(Data records for software interfaces)
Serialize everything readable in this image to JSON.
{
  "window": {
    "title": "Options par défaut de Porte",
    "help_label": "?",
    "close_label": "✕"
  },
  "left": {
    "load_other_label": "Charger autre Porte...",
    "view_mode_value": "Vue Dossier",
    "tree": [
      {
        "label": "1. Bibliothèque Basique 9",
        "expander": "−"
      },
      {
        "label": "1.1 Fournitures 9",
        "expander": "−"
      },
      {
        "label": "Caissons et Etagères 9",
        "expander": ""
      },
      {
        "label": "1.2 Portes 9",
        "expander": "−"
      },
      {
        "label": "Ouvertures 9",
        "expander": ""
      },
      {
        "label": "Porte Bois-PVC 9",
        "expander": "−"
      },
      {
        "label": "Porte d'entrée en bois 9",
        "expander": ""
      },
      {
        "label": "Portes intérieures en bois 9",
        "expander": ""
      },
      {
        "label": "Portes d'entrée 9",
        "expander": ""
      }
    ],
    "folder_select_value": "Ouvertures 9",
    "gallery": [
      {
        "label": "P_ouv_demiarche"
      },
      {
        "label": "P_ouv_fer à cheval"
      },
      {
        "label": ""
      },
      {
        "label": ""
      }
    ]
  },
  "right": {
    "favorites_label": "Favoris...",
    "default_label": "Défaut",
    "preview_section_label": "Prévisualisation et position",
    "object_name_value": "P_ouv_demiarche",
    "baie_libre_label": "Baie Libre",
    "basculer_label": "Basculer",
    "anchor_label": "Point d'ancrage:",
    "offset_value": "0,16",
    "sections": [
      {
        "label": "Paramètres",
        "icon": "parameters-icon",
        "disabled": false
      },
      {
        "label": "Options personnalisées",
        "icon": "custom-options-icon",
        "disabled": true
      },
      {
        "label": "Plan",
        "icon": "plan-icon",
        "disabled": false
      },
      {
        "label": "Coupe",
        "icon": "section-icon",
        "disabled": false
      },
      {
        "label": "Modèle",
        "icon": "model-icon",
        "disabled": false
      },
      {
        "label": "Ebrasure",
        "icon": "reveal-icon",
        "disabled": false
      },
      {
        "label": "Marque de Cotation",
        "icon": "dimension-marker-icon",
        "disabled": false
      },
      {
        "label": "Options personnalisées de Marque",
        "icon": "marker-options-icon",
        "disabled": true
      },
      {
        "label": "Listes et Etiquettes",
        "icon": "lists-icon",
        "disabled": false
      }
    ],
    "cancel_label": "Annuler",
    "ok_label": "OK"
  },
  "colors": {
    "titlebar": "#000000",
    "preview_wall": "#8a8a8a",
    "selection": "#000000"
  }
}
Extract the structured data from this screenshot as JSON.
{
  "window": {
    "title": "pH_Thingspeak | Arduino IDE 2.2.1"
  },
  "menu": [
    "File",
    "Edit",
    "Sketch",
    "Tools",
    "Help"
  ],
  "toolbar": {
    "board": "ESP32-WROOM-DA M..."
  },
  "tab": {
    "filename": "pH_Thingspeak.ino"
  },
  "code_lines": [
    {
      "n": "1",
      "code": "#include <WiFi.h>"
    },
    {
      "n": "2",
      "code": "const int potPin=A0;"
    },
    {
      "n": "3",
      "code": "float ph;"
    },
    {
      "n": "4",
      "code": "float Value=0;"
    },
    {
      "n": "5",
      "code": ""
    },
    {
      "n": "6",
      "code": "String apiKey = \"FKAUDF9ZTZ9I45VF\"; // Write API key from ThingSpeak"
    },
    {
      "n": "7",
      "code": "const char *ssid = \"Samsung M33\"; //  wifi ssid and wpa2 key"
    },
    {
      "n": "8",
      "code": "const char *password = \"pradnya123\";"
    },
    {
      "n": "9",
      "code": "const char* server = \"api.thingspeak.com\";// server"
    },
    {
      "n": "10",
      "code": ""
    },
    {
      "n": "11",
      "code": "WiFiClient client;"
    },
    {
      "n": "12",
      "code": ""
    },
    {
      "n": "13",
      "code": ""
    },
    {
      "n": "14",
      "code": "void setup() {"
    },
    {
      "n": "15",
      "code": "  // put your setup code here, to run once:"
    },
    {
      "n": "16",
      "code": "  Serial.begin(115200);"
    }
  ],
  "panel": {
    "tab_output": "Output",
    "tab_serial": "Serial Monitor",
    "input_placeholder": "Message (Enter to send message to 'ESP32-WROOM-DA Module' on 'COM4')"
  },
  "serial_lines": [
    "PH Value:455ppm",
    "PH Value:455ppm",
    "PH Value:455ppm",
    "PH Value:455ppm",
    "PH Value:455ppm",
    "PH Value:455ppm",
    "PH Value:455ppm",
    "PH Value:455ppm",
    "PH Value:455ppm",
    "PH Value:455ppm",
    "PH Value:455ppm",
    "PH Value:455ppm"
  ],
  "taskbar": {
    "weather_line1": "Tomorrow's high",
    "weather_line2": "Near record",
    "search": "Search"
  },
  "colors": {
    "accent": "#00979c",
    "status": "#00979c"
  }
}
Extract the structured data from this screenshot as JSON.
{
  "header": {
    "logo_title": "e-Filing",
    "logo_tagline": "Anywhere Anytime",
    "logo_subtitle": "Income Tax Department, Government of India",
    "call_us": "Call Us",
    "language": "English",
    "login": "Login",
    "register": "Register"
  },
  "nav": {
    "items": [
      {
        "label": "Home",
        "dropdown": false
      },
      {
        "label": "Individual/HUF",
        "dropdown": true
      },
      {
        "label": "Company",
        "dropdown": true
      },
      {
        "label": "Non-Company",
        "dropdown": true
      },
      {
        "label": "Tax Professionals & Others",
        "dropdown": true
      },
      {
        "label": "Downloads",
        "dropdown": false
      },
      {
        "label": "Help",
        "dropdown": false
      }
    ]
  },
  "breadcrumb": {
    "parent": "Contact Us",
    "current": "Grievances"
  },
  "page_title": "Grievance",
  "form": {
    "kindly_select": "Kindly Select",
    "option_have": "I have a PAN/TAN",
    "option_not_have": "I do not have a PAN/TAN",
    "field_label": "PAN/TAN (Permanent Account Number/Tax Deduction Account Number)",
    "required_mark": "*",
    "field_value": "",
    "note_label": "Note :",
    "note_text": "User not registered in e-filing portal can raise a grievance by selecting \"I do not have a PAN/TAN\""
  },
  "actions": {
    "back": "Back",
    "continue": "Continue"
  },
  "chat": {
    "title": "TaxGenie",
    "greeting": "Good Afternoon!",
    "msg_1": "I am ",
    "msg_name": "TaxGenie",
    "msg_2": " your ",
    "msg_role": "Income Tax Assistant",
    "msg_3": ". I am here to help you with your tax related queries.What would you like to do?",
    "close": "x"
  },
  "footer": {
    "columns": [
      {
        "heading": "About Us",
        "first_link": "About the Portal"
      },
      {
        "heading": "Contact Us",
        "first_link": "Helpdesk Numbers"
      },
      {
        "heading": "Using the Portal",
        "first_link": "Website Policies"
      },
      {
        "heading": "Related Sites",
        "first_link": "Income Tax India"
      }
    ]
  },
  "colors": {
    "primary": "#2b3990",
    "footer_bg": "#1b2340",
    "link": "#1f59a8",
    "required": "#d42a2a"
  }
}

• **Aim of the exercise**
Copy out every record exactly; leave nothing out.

• **Solution to this exercise**
Serialize everything readable in this image to JSON.
{
  "window": {
    "title": "Options par défaut de Porte",
    "help_label": "?",
    "close_label": "✕"
  },
  "left": {
    "load_other_label": "Charger autre Porte...",
    "view_mode_value": "Vue Dossier",
    "tree": [
      {
        "label": "1. Bibliothèque Basique 9",
        "expander": "−"
      },
      {
        "label": "1.1 Fournitures 9",
        "expander": "−"
      },
      {
        "label": "Caissons et Etagères 9",
        "expander": ""
      },
      {
        "label": "1.2 Portes 9",
        "expander": "−"
      },
      {
        "label": "Ouvertures 9",
        "expander": ""
      },
      {
        "label": "Porte Bois-PVC 9",
        "expander": "−"
      },
      {
        "label": "Porte d'entrée en bois 9",
        "expander": ""
      },
      {
        "label": "Portes intérieures en bois 9",
        "expander": ""
      },
      {
        "label": "Portes d'entrée 9",
        "expander": ""
      }
    ],
    "folder_select_value": "Ouvertures 9",
    "gallery": [
      {
        "label": "P_ouv_demiarche"
      },
      {
        "label": "P_ouv_fer à cheval"
      },
      {
        "label": ""
      },
      {
        "label": ""
      }
    ]
  },
  "right": {
    "favorites_label": "Favoris...",
    "default_label": "Défaut",
    "preview_section_label": "Prévisualisation et position",
    "object_name_value": "P_ouv_demiarche",
    "baie_libre_label": "Baie Libre",
    "basculer_label": "Basculer",
    "anchor_label": "Point d'ancrage:",
    "offset_value": "0,16",
    "sections": [
      {
        "label": "Paramètres",
        "icon": "parameters-icon",
        "disabled": false
      },
      {
        "label": "Options personnalisées",
        "icon": "custom-options-icon",
        "disabled": true
      },
      {
        "label": "Plan",
        "icon": "plan-icon",
        "disabled": false
      },
      {
        "label": "Coupe",
        "icon": "section-icon",
        "disabled": false
      },
      {
        "label": "Modèle",
        "icon": "model-icon",
        "disabled": false
      },
      {
        "label": "Ebrasure",
        "icon": "reveal-icon",
        "disabled": false
      },
      {
        "label": "Marque de Cotation",
        "icon": "dimension-marker-icon",
        "disabled": false
      },
      {
        "label": "Options personnalisées de Marque",
        "icon": "marker-options-icon",
        "disabled": true
      },
      {
        "label": "Listes et Etiquettes",
        "icon": "lists-icon",
        "disabled": false
      }
    ],
    "cancel_label": "Annuler",
    "ok_label": "OK"
  },
  "colors": {
    "titlebar": "#000000",
    "preview_wall": "#8a8a8a",
    "selection": "#000000"
  }
}
Extract the structured data from this screenshot as JSON.
{
  "window": {
    "title": "pH_Thingspeak | Arduino IDE 2.2.1"
  },
  "menu": [
    "File",
    "Edit",
    "Sketch",
    "Tools",
    "Help"
  ],
  "toolbar": {
    "board": "ESP32-WROOM-DA M..."
  },
  "tab": {
    "filename": "pH_Thingspeak.ino"
  },
  "code_lines": [
    {
      "n": "1",
      "code": "#include <WiFi.h>"
    },
    {
      "n": "2",
      "code": "const int potPin=A0;"
    },
    {
      "n": "3",
      "code": "float ph;"
    },
    {
      "n": "4",
      "code": "float Value=0;"
    },
    {
      "n": "5",
      "code": ""
    },
    {
      "n": "6",
      "code": "String apiKey = \"FKAUDF9ZTZ9I45VF\"; // Write API key from ThingSpeak"
    },
    {
      "n": "7",
      "code": "const char *ssid = \"Samsung M33\"; //  wifi ssid and wpa2 key"
    },
    {
      "n": "8",
      "code": "const char *password = \"pradnya123\";"
    },
    {
      "n": "9",
      "code": "const char* server = \"api.thingspeak.com\";// server"
    },
    {
      "n": "10",
      "code": ""
    },
    {
      "n": "11",
      "code": "WiFiClient client;"
    },
    {
      "n": "12",
      "code": ""
    },
    {
      "n": "13",
      "code": ""
    },
    {
      "n": "14",
      "code": "void setup() {"
    },
    {
      "n": "15",
      "code": "  // put your setup code here, to run once:"
    },
    {
      "n": "16",
      "code": "  Serial.begin(115200);"
    }
  ],
  "panel": {
    "tab_output": "Output",
    "tab_serial": "Serial Monitor",
    "input_placeholder": "Message (Enter to send message to 'ESP32-WROOM-DA Module' on 'COM4')"
  },
  "serial_lines": [
    "PH Value:455ppm",
    "PH Value:455ppm",
    "PH Value:455ppm",
    "PH Value:455ppm",
    "PH Value:455ppm",
    "PH Value:455ppm",
    "PH Value:455ppm",
    "PH Value:455ppm",
    "PH Value:455ppm",
    "PH Value:455ppm",
    "PH Value:455ppm",
    "PH Value:455ppm"
  ],
  "taskbar": {
    "weather_line1": "Tomorrow's high",
    "weather_line2": "Near record",
    "search": "Search"
  },
  "colors": {
    "accent": "#00979c",
    "status": "#00979c"
  }
}
Extract the structured data from this screenshot as JSON.
{
  "header": {
    "logo_title": "e-Filing",
    "logo_tagline": "Anywhere Anytime",
    "logo_subtitle": "Income Tax Department, Government of India",
    "call_us": "Call Us",
    "language": "English",
    "login": "Login",
    "register": "Register"
  },
  "nav": {
    "items": [
      {
        "label": "Home",
        "dropdown": false
      },
      {
        "label": "Individual/HUF",
        "dropdown": true
      },
      {
        "label": "Company",
        "dropdown": true
      },
      {
        "label": "Non-Company",
        "dropdown": true
      },
      {
        "label": "Tax Professionals & Others",
        "dropdown": true
      },
      {
        "label": "Downloads",
        "dropdown": false
      },
      {
        "label": "Help",
        "dropdown": false
      }
    ]
  },
  "breadcrumb": {
    "parent": "Contact Us",
    "current": "Grievances"
  },
  "page_title": "Grievance",
  "form": {
    "kindly_select": "Kindly Select",
    "option_have": "I have a PAN/TAN",
    "option_not_have": "I do not have a PAN/TAN",
    "field_label": "PAN/TAN (Permanent Account Number/Tax Deduction Account Number)",
    "required_mark": "*",
    "field_value": "",
    "note_label": "Note :",
    "note_text": "User not registered in e-filing portal can raise a grievance by selecting \"I do not have a PAN/TAN\""
  },
  "actions": {
    "back": "Back",
    "continue": "Continue"
  },
  "chat": {
    "title": "TaxGenie",
    "greeting": "Good Afternoon!",
    "msg_1": "I am ",
    "msg_name": "TaxGenie",
    "msg_2": " your ",
    "msg_role": "Income Tax Assistant",
    "msg_3": ". I am here to help you with your tax related queries.What would you like to do?",
    "close": "x"
  },
  "footer": {
    "columns": [
      {
        "heading": "About Us",
        "first_link": "About the Portal"
      },
      {
        "heading": "Contact Us",
        "first_link": "Helpdesk Numbers"
      },
      {
        "heading": "Using the Portal",
        "first_link": "Website Policies"
      },
      {
        "heading": "Related Sites",
        "first_link": "Income Tax India"
      }
    ]
  },
  "colors": {
    "primary": "#2b3990",
    "footer_bg": "#1b2340",
    "link": "#1f59a8",
    "required": "#d42a2a"
  }
}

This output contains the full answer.